*ACTION ITEM:* These entries are to be set down again exactly.

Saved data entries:
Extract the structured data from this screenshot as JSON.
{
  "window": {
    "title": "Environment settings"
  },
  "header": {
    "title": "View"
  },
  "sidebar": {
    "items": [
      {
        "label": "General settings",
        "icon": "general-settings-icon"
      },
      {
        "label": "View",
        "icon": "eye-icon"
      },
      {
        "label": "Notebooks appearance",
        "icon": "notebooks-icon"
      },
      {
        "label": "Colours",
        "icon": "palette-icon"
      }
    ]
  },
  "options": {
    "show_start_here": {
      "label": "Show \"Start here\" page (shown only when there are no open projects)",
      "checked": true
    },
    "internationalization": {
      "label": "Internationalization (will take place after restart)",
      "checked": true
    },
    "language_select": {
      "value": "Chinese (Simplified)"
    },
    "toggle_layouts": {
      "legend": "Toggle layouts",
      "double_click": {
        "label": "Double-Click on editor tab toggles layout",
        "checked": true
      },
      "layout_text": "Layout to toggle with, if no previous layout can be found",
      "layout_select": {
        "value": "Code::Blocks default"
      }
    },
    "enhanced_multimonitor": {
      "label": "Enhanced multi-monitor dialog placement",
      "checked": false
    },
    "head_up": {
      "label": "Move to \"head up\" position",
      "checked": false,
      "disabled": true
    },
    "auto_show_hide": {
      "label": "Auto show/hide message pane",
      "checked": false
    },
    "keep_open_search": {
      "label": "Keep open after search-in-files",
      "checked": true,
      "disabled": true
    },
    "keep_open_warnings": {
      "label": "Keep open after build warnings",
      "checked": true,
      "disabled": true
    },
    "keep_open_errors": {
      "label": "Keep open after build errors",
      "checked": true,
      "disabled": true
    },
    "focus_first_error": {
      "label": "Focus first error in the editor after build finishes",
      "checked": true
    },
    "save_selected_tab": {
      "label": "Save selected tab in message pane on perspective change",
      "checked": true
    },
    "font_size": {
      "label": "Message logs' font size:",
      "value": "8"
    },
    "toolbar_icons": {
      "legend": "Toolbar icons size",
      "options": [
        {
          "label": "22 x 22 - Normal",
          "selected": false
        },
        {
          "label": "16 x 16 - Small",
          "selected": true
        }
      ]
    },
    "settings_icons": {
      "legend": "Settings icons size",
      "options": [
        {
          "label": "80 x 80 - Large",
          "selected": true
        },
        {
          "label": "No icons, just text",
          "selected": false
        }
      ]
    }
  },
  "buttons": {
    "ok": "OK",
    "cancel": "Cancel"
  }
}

*RESULT BELOW:*
Extract the structured data from this screenshot as JSON.
{
  "window": {
    "title": "Environment settings"
  },
  "header": {
    "title": "View"
  },
  "sidebar": {
    "items": [
      {
        "label": "General settings",
        "icon": "general-settings-icon"
      },
      {
        "label": "View",
        "icon": "eye-icon"
      },
      {
        "label": "Notebooks appearance",
        "icon": "notebooks-icon"
      },
      {
        "label": "Colours",
        "icon": "palette-icon"
      }
    ]
  },
  "options": {
    "show_start_here": {
      "label": "Show \"Start here\" page (shown only when there are no open projects)",
      "checked": true
    },
    "internationalization": {
      "label": "Internationalization (will take place after restart)",
      "checked": true
    },
    "language_select": {
      "value": "Chinese (Simplified)"
    },
    "toggle_layouts": {
      "legend": "Toggle layouts",
      "double_click": {
        "label": "Double-Click on editor tab toggles layout",
        "checked": true
      },
      "layout_text": "Layout to toggle with, if no previous layout can be found",
      "layout_select": {
        "value": "Code::Blocks default"
      }
    },
    "enhanced_multimonitor": {
      "label": "Enhanced multi-monitor dialog placement",
      "checked": false
    },
    "head_up": {
      "label": "Move to \"head up\" position",
      "checked": false,
      "disabled": true
    },
    "auto_show_hide": {
      "label": "Auto show/hide message pane",
      "checked": false
    },
    "keep_open_search": {
      "label": "Keep open after search-in-files",
      "checked": true,
      "disabled": true
    },
    "keep_open_warnings": {
      "label": "Keep open after build warnings",
      "checked": true,
      "disabled": true
    },
    "keep_open_errors": {
      "label": "Keep open after build errors",
      "checked": true,
      "disabled": true
    },
    "focus_first_error": {
      "label": "Focus first error in the editor after build finishes",
      "checked": true
    },
    "save_selected_tab": {
      "label": "Save selected tab in message pane on perspective change",
      "checked": true
    },
    "font_size": {
      "label": "Message logs' font size:",
      "value": "8"
    },
    "toolbar_icons": {
      "legend": "Toolbar icons size",
      "options": [
        {
          "label": "22 x 22 - Normal",
          "selected": false
        },
        {
          "label": "16 x 16 - Small",
          "selected": true
        }
      ]
    },
    "settings_icons": {
      "legend": "Settings icons size",
      "options": [
        {
          "label": "80 x 80 - Large",
          "selected": true
        },
        {
          "label": "No icons, just text",
          "selected": false
        }
      ]
    }
  },
  "buttons": {
    "ok": "OK",
    "cancel": "Cancel"
  }
}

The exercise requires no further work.